Elon Musk announced Friday, by tweet of course, that the account of Kanye West, now known as Ye, has been suspended. Whether or not the suspension is temporary was not clear. This followed a now-deleted tweet from the rapper reported to have contained an image of a swastika inside a Star of David.
According to the Twitter CEO, the post infringed the platform’s rule against incitement to violence, thus indicating that there are boundaries to free speech even under the new Twitter regime.
Why we care. The problem for Musk is that new research shows that slurs against Black Americans on the platform have tripled since he took over the reins, while anti-semitic slurs leapt over 60% in the two weeks following his acquisition. The data comes from the Center for Countering Digital Hate, the Anti-Defamation League and other groups.
What does this mean for marketers? Those planning to continue to use Twitter as a marketing channel must be scratching their heads. Is this the beginning of a clampdown on an increasingly unsafe-for-brands environment, or will Musk reverse himself as he so often does?
Musk announced himself as a “free speech absolutist,” but we now see that the absolutism has limits. But why just Ye? Marketers will rightly be concerned about advertising alongside the rising hate speech on the site, even if it’s coming from less well-known accounts.
Dig deeper: Many advertisers still using Twitter despite Musk’s chaos
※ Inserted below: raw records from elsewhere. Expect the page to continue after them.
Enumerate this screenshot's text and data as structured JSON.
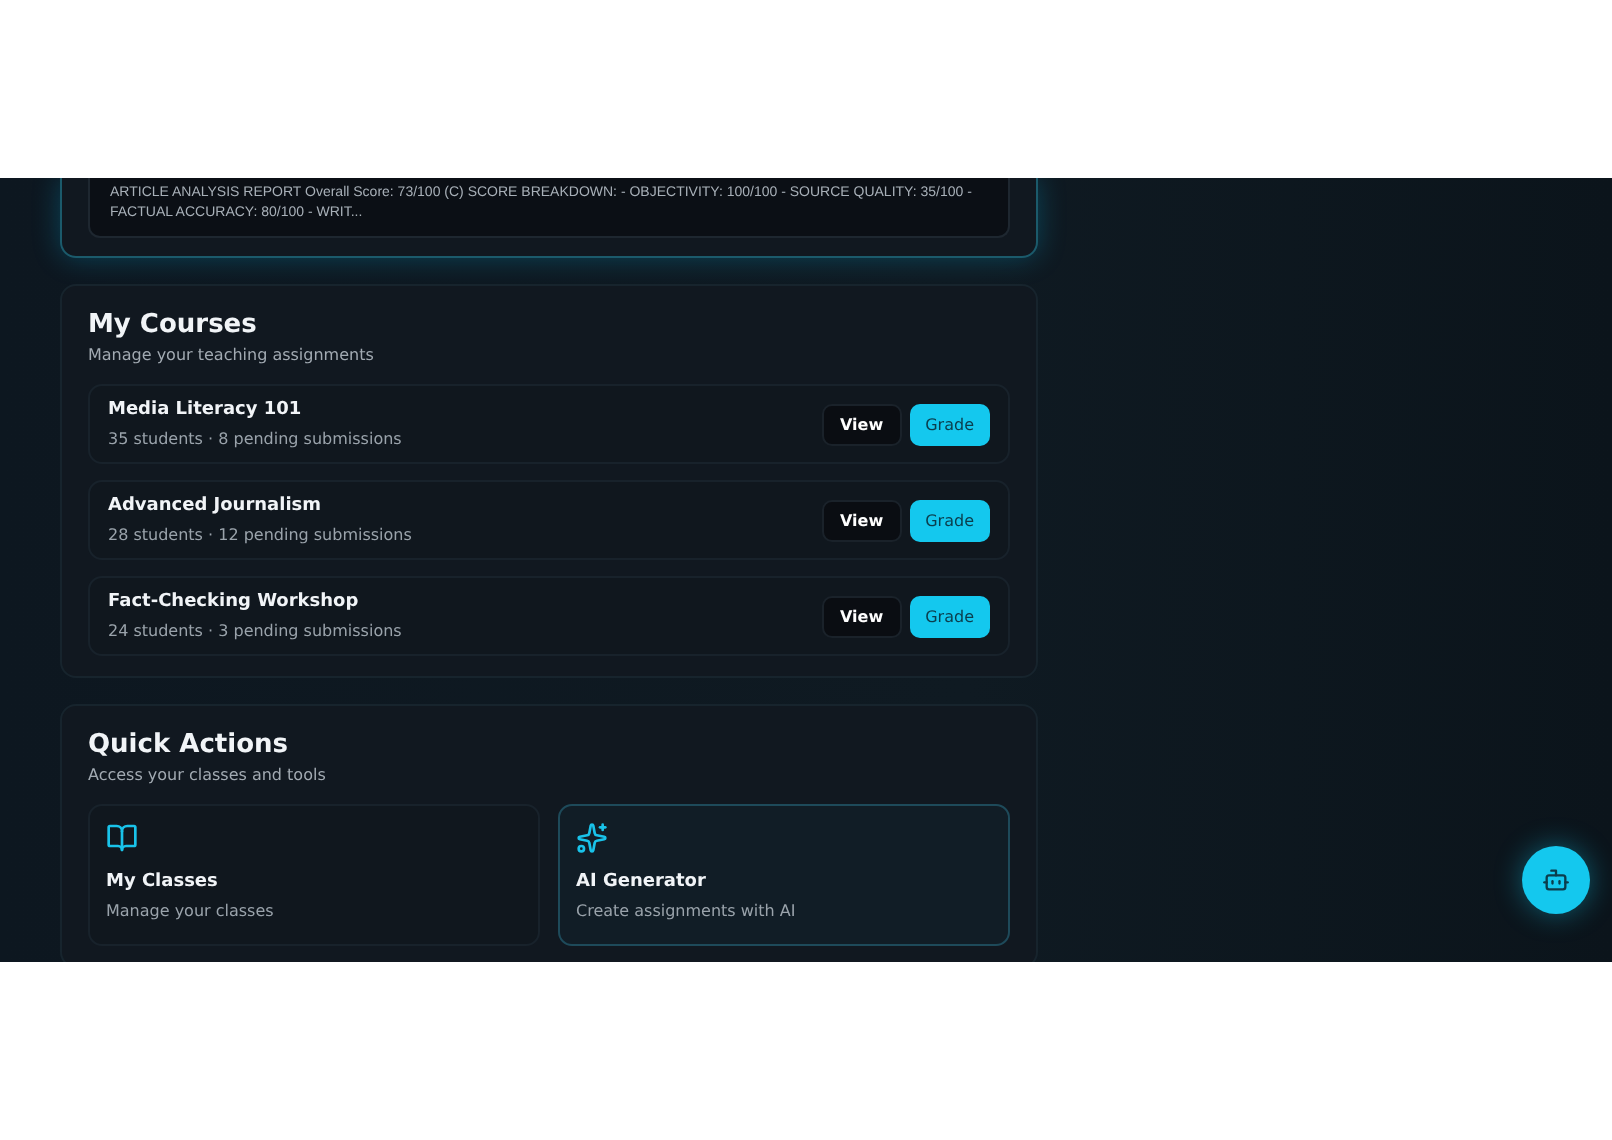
{
  "report_card": {
    "text": "ARTICLE ANALYSIS REPORT Overall Score: 73/100 (C) SCORE BREAKDOWN: - OBJECTIVITY: 100/100 - SOURCE QUALITY: 35/100 - FACTUAL ACCURACY: 80/100 - WRIT..."
  },
  "courses": {
    "title": "My Courses",
    "subtitle": "Manage your teaching assignments",
    "items": [
      {
        "name": "Media Literacy 101",
        "meta": "35 students · 8 pending submissions",
        "view": "View",
        "grade": "Grade"
      },
      {
        "name": "Advanced Journalism",
        "meta": "28 students · 12 pending submissions",
        "view": "View",
        "grade": "Grade"
      },
      {
        "name": "Fact-Checking Workshop",
        "meta": "24 students · 3 pending submissions",
        "view": "View",
        "grade": "Grade"
      }
    ]
  },
  "quick_actions": {
    "title": "Quick Actions",
    "subtitle": "Access your classes and tools",
    "items": [
      {
        "kind": "book",
        "title": "My Classes",
        "description": "Manage your classes",
        "selected": false
      },
      {
        "kind": "sparkles",
        "title": "AI Generator",
        "description": "Create assignments with AI",
        "selected": true
      }
    ]
  }
}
Musk under attack. Some high profile figures have emerged to criticize Musk’s handling of these issues. Senator Elizabeth Warren of Massachusetts said back in November that “I don’t think any billionaire ought to be the one who has that kind of power, to decide how Americans, how people around the world get a chance to talk to each other.” Of course, Mark Zuckerberg at Facebook, holding over 50% of the voting shares, has comparable authority.
Today, the musician Jack White made remarks highlighting Musk’s dilemma.